Return all lines in the data where the string "Yuki" can be found.

+++ Records for the exercise +++

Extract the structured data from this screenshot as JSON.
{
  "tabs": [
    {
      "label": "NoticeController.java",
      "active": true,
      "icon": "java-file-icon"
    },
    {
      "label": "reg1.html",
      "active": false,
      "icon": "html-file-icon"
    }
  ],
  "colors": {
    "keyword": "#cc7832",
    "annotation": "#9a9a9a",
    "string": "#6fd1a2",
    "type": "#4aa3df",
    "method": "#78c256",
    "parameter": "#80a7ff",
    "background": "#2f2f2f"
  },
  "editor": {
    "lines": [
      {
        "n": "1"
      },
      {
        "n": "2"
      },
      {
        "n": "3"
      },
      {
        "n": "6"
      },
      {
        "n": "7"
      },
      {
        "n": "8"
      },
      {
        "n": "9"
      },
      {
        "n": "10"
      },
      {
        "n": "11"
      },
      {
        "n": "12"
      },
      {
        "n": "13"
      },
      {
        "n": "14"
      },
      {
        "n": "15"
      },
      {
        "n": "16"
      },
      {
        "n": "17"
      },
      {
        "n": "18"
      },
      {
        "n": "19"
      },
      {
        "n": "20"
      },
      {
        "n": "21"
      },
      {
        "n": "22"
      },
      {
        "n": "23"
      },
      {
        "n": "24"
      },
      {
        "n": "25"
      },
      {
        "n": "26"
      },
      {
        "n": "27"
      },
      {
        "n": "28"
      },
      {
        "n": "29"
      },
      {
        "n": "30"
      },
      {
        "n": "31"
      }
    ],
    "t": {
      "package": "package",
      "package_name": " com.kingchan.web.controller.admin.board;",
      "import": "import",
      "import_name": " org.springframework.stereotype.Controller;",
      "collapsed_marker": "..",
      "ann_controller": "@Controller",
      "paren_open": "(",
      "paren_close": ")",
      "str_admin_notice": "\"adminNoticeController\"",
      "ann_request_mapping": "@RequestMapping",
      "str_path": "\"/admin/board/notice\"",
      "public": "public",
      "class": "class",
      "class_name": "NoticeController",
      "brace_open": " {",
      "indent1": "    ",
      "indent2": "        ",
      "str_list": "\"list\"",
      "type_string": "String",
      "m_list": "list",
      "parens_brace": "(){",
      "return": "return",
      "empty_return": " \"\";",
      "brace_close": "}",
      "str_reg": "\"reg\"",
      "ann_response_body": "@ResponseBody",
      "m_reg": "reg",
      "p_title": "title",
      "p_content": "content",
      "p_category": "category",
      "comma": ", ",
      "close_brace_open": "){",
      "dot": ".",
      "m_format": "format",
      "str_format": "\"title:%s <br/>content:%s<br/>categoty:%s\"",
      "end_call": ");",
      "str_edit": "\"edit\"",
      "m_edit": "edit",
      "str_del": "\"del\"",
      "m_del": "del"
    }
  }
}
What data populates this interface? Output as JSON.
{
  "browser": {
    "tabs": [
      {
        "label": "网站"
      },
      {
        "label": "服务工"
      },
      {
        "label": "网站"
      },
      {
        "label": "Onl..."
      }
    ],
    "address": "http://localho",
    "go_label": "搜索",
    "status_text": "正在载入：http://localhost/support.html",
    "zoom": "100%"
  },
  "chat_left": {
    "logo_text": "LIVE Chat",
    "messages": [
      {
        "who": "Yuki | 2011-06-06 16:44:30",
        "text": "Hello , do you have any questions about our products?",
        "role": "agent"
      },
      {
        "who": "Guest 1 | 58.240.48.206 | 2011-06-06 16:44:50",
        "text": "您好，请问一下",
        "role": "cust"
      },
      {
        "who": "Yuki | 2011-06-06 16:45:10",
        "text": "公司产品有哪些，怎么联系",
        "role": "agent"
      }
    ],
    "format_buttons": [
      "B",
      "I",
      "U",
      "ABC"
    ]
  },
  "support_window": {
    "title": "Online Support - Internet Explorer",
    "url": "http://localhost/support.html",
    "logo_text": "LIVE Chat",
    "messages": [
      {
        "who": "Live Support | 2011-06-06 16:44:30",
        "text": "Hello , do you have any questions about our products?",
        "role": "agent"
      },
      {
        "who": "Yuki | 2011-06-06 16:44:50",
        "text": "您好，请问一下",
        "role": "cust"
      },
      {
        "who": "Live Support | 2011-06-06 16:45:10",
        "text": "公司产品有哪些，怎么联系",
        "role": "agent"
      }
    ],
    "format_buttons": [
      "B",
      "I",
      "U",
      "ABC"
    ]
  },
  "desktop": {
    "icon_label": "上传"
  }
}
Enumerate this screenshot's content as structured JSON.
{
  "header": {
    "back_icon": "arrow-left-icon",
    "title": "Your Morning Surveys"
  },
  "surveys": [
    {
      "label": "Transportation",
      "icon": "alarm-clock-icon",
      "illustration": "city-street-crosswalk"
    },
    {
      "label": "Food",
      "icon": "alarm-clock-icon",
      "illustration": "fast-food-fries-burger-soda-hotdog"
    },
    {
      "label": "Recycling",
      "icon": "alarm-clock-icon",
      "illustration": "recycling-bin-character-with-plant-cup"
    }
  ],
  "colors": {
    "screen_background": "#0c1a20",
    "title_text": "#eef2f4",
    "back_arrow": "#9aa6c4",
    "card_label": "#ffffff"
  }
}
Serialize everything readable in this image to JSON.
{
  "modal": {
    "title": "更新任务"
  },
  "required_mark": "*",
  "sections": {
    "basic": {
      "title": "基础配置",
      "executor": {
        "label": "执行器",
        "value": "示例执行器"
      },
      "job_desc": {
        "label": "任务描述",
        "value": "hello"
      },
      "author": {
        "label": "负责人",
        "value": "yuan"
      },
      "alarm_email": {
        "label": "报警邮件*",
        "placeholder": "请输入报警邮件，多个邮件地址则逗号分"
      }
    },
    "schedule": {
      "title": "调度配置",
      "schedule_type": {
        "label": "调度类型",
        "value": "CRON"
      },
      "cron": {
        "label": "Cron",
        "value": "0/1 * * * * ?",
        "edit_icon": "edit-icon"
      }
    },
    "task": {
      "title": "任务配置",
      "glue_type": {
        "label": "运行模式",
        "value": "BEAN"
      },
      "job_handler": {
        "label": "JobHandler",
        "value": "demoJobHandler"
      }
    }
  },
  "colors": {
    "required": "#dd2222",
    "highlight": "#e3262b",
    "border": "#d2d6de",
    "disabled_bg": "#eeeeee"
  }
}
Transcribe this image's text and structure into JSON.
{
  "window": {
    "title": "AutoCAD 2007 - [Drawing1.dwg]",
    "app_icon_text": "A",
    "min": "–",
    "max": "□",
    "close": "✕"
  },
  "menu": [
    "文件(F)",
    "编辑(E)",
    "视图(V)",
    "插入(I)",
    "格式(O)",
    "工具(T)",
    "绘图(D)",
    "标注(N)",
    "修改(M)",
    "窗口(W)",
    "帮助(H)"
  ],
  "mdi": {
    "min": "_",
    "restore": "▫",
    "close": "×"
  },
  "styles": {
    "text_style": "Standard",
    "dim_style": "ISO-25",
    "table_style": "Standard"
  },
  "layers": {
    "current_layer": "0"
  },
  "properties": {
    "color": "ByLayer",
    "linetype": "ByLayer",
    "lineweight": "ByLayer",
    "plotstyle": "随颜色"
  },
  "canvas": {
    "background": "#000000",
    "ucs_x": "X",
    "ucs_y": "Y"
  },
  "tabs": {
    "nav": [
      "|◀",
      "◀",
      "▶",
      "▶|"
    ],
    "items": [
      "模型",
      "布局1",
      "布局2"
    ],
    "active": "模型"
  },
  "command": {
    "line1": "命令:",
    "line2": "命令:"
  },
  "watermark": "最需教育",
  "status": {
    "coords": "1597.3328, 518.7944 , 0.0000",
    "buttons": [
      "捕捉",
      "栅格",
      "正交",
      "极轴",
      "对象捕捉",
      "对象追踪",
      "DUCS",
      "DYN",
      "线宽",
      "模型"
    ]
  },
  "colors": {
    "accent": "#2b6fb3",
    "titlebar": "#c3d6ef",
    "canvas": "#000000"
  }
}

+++

▶ _Solution to this problem_:
        "who": "Yuki | 2011-06-06 16:44:30",
        "who": "Yuki | 2011-06-06 16:45:10",
        "who": "Yuki | 2011-06-06 16:44:50",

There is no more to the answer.